While a U.S. Air Force official said last week that he was uncertain whether the service’s Skyborg Vanguard research and development program for teaming low-cost attritable aircraft and manned aircraft would be ready to transition to an acquisition program of record in fiscal 2023, Kratos [KTOS] said on Aug. 17 that it will be ready to meet that timeline.

The Air Force has used the design of the Kratos XQ-58 Valkyrie as an example of what Skyborg drones may look like.

“Kratos remains committed to supporting our partner’s, the United States Air Force, objective of transitioning Skyborg to a program of record in 2023 with the XQ-58 Valkyrie,” Kratos CEO Eric DeMarco said in an Aug. 17 statement. “Primary stated requirements for Skyborg program drones include runway independence, affordability, and that the actual to be fielded aircraft exists today, are not surrogates and will execute flights under the program this year, not at some future date. Kratos is currently satisfying the complete requirement set.”

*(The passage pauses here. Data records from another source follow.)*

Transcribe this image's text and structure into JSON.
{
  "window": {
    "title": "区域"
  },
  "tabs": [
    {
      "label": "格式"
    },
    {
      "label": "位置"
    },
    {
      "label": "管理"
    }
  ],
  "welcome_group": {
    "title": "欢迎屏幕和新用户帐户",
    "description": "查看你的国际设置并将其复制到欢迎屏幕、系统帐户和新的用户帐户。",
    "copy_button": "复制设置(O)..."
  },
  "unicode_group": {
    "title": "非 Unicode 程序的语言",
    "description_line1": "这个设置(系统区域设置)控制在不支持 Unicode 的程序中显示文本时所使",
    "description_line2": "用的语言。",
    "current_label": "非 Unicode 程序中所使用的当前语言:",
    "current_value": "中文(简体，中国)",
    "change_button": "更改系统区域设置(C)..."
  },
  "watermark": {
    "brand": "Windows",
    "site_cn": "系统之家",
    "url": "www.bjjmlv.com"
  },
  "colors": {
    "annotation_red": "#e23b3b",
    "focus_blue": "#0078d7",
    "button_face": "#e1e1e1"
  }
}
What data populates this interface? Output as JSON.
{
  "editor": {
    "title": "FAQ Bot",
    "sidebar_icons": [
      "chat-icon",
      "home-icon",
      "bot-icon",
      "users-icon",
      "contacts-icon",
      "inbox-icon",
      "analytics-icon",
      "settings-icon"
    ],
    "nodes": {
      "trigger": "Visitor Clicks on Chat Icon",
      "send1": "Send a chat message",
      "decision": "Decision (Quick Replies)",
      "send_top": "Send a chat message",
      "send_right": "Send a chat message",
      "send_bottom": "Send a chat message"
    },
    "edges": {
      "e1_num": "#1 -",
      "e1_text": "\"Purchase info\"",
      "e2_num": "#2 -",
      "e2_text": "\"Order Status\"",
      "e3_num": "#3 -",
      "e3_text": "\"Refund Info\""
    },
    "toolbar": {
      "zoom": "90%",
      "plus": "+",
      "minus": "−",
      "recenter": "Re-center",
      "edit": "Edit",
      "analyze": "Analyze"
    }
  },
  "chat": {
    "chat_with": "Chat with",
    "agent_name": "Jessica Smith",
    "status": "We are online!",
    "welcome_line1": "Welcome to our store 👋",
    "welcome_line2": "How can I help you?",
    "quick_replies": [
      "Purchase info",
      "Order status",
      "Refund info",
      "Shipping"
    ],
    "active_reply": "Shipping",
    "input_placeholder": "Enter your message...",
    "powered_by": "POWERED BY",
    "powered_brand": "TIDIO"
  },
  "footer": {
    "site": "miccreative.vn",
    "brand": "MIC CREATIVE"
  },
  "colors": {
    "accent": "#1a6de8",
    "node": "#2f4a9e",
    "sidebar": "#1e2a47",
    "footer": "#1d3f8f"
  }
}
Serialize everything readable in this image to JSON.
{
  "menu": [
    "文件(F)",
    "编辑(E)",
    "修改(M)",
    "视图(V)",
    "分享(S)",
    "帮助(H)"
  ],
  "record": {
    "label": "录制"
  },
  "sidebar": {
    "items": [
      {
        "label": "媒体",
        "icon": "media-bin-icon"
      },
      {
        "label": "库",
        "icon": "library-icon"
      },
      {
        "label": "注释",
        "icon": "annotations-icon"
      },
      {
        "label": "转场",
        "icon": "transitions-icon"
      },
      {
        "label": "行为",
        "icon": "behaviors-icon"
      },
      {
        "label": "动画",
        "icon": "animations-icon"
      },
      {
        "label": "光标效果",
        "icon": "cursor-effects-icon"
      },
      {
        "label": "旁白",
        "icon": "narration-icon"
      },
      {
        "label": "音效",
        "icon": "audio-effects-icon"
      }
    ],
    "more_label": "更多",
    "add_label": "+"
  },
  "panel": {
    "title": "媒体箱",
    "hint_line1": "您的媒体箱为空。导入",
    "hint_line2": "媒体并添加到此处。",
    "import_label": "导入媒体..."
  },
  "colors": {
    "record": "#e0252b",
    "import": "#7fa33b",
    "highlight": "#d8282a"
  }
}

Last week, Air Force Brig. Gen. Dale White, the program executive officer for fighters and advanced aircraft, said that the Air Force plans to continue Skyborg experimentation to determine its possible fit in the service’s force mix (Defense Daily, Aug. 13).

“I’m not going to say that’s not achievable,” White said of the fiscal 2023 timeline for making Skyborg a program of record, “but it has to be balanced with all the other requirements we have across the portfolio to able to do that, and I think there is some amount of work we want to do with respect to the platform and the autonomy piece before we make that transition.”

In 2019, the Air Force designated Skyborg as one of three service Vanguard programs to accelerate the fielding of advanced technologies, and former Air Force acquisition chief Will Roper aimed to make Skyborg a program of record in fiscal 2023.

The Air Force said that it had  conducted a two hour and thirty minute flight test on June 24 of the Skyborg autonomy core system (ACS) aboard a General Atomics MQ-20 Avenger tactical drone during the Orange Flag 21-2 exercise at Edwards AFB, Calif. (Defense Daily, July 1).

ACS is to be the collaboration and autonomy-enabling “brain” of Skyborg.

The first ACS flight test took place on Apr. 29 aboard a Kratos UTAP-22 Mako drone at Tyndall AFB, Fla., and lasted two hours and 10 minutes (Defense Daily, May 5).

Steve Fendley, the president of Kratos’ unmanned systems division, said on Aug. 17 that Kratos has developed more than 10 affordable drone types able to meet Skyborg’s requirement for autonomous, low-cost platforms that can generate massed combat power with minimal logistics footprints.

The 12 initial Valkyrie drones “are coming off the [production] line this year and next,” he said. “Our unique position as a mid-tier system provider enables us to take these more commercial (versus conventional defense primes) approaches which benefit the DoD and demonstrate the speed that is achievable through leveraging the Silicon Valley approach to technology and system development.”

Last December, the Air Force awarded more than $76 million to Kratos, Boeing [BA], and General Atomics to build prototypes for the service’s Skyborg Vanguard program and fly them in teaming with manned aircraft (Defense Daily, Dec. 7, 2020).